Help facts rise up from fiction

3 min read


Will_StewartChildren’s natural curiosity for STEM subjects, often sparked by popular science fiction films, can be engaged in a highly productive fashion, says Will Stewart,chair of the IET Communications Policy Panel and a former chief scientist at Marconi

Throughout my life I have always thoroughly enjoyed watching sci-fi films. They have become a welcome extension of my personal and professional interests in STEM subjects. I can remember, as a young adult, the thirst for scientific answers I was left with after watching and contemplating some of the ideas in Stanley Kubrick’s 2001: A Space Odyssey, or the excitement I felt as a child when I saw Patrick Moore’s Sky at Night – my imagination went into overdrive.

But,do sci-fi films still inspire our kids in the same way?

Taking into account the list of the most well-known sci-fi films, it’s easy to recognise that most

of them explore ambitious topics that many people might struggle to comprehend. Some tackle complex subjects such as genetic modification, aliens, time travel and artificial intelligence.

Although these popular films do touch upon a myriad of intelligent ideas, a lot of the time they offer little explanation into the science and engineering of how the devices shown could feasibly work.

The audience is expected to accept the intellectual ingredients at face value. With both science and engineering driving the plot, I imagine some people can be left bewildered by the concepts.

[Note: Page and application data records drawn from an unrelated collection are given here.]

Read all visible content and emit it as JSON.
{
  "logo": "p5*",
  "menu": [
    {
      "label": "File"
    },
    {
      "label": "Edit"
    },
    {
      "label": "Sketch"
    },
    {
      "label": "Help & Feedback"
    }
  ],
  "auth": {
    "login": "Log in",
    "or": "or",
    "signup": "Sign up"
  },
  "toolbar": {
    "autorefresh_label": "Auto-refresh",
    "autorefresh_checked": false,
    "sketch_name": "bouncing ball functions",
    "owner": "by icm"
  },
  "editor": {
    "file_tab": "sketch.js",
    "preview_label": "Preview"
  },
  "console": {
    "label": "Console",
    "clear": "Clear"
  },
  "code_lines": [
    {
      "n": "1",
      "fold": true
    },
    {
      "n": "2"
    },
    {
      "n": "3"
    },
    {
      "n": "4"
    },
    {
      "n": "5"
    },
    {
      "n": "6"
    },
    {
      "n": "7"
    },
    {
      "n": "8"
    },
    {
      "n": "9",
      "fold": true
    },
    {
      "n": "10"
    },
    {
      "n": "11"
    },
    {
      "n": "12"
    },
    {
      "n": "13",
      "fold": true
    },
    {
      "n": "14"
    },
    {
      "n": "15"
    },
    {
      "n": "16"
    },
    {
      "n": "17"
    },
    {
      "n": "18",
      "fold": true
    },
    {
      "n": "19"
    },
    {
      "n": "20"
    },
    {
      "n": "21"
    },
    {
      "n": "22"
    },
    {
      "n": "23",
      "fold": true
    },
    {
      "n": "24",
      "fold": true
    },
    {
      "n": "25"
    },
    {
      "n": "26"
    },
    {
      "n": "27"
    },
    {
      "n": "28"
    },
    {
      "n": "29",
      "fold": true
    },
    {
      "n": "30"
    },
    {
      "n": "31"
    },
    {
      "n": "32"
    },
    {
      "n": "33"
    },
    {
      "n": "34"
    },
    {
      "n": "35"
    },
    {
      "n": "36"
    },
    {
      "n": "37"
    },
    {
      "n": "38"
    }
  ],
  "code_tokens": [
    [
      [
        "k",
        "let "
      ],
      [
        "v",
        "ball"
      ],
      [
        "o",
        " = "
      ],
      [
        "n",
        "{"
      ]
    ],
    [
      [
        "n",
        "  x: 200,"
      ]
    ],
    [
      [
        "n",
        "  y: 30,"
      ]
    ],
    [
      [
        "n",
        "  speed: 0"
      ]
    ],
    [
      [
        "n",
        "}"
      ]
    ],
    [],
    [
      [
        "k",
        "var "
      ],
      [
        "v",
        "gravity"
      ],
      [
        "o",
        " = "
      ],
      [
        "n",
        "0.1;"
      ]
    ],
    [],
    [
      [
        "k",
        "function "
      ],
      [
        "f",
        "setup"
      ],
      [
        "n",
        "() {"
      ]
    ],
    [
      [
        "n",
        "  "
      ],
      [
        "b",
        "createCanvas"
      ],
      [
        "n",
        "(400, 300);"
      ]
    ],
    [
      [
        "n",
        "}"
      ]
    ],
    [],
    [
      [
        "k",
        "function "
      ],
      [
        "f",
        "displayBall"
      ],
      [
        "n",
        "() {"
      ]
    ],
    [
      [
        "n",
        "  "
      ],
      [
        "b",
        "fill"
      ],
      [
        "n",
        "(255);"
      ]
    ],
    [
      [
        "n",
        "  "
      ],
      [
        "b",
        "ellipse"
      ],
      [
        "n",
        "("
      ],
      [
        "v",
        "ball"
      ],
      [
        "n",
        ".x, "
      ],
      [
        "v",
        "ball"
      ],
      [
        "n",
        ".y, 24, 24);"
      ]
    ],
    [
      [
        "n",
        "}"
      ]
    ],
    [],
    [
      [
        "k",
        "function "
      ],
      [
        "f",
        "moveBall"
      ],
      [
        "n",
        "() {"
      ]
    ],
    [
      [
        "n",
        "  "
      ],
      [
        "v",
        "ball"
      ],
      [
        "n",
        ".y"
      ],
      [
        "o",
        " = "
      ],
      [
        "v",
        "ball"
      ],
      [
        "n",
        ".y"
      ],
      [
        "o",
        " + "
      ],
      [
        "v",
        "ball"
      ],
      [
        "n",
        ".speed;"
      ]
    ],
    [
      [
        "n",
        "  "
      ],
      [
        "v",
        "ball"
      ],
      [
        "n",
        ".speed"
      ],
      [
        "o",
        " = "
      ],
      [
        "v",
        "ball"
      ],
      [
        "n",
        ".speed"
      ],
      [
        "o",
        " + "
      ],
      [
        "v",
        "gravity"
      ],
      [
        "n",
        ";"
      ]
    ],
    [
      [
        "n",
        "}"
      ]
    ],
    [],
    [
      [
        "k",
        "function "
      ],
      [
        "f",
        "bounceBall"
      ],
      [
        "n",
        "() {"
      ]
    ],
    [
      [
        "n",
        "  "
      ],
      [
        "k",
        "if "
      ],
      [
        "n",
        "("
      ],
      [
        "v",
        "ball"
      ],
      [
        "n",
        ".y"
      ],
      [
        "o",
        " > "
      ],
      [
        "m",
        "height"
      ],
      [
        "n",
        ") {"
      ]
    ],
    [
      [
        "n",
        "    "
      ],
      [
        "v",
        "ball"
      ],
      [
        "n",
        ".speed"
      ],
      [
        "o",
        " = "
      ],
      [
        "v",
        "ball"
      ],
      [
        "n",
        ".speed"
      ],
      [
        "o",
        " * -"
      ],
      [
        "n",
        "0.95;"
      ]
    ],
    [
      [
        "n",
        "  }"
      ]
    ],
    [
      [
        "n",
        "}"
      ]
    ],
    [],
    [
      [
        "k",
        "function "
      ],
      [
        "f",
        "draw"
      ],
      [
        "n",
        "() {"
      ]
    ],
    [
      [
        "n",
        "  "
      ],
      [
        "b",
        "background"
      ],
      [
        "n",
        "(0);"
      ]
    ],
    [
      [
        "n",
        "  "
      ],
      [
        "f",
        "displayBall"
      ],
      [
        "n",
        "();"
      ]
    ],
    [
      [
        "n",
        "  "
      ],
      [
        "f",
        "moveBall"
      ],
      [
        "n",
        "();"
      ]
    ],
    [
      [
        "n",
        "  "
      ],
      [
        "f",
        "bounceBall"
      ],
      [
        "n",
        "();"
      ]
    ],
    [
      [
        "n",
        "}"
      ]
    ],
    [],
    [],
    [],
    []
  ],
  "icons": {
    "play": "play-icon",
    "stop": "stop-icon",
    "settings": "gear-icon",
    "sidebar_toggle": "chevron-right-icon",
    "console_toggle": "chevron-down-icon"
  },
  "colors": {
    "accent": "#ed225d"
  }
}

It’s with my own personal experience in mind that I do firmly believe that films, and particularly sci-fi films, have the power to spark the creativity inside people when it comes to science and engineering but what is just as important is a parent recognising this and doing something about it. We play a huge part in supporting and encouraging young people – inspiration is only half of it. It really is quite possible to be visionary and exciting but still keep the STEM essentially accurate.

Thinking about the power of film to influence youngsters when it comes to STEM, myself and the Institution of Engineering and Technology (IET), as part most recent Engineer a Better World activity, put it to the test and asked some of the UK’s children sci-fi film questions that have left them perplexed.

In fact, some of the questions asked reminded me of the types of things I wanted to know the answer to and this fills me with hope there is potentially a whole generation of budding engineers out there.

By listening and responding to children, I’m delighted to be part of nurturing their natural STEM curiosity, in this case sparked by popular films. I feel that topical activities such as this will help to change perceptions of what modern engineering is and what it can offer young people as a career.

Here are the top questions with my answers.

Would it be possible to make a light sabre – how much would it cost? (Becky Francas, aged 12)

It depends on what you mean. Clearly, every toy store has examples and I believe the original movie used wooden sticks wrapped in reflective tape with a lamp mounted near the camera to make them look bright. This is clearly quite cheap and you could make your own to video with a smartphone and its built-in lamp, but it would not cut bits off people (or aliens), which is perhaps just as well.

Could you make a very powerful laser, say, in a small package that would cut things? Yes indeed – fibre lasers, including ones made at Southampton, are fairly compact and will cut thick steel plate and though they are normally invisible you could certainly make a visible green one.

Of course the reflected backscatter from any piece of bright armour you happened to touch might blind you.

Are there aliens, like the one shown in E.T.? (Ines Rognaldsen, aged 12)

Yes, almost certainly. We just haven’t found any yet. People are looking for oxygen, presuming this is a good marker for life (probably single-cell life, as life was on Earth for the majority of the time that living things have been around).

They have not found evidence of it yet because, although spectroscopy (looking for specific colours that are absorbed by specific gases) should be simple, it is very difficult to see a small planet in the much bigger glare from the nearby star.

Thousands of planets have been seen now, mostly big like Jupiter but some near Earth size, but seeing them well enough to do spectroscopy is still difficult. Good space telescopes being planned should be able to do this and I am guessing that we will see oxygen on a distant planet relatively soon.

Would it be possible to bring dinosaurs back to life as in Jurassic Park? (Becky Francas, aged 12)

Probably not; we do not have enough dinosaur DNA. The issue with dinosaurs is nothing specifically to do with them, it is that DNA is a big and complex molecule and, like other living things, it decays fairly quickly after death. All we have is fossils: imprints in soil that have been ‘cast’ into shapes with other soil and then made into rocks for preservation, not actual bits of dinosaur. The movies did recognise this and suggested blood from mosquitoes in amber, but even this would contain very little, if any, DNA.

Could a car actually run on uranium like in Back to the Future? (Josh Wood, aged 13)

Yes and it would last a long time. Radioactive fuel was, and indeed still is being, used by the Voyager spacecraft. However, the risks of radioactivity would be significant. It is hard to contain radioactivity in a small vehicle because the shields need to be very thick and thus heavy; so ships and submarines but not really cars and aircraft.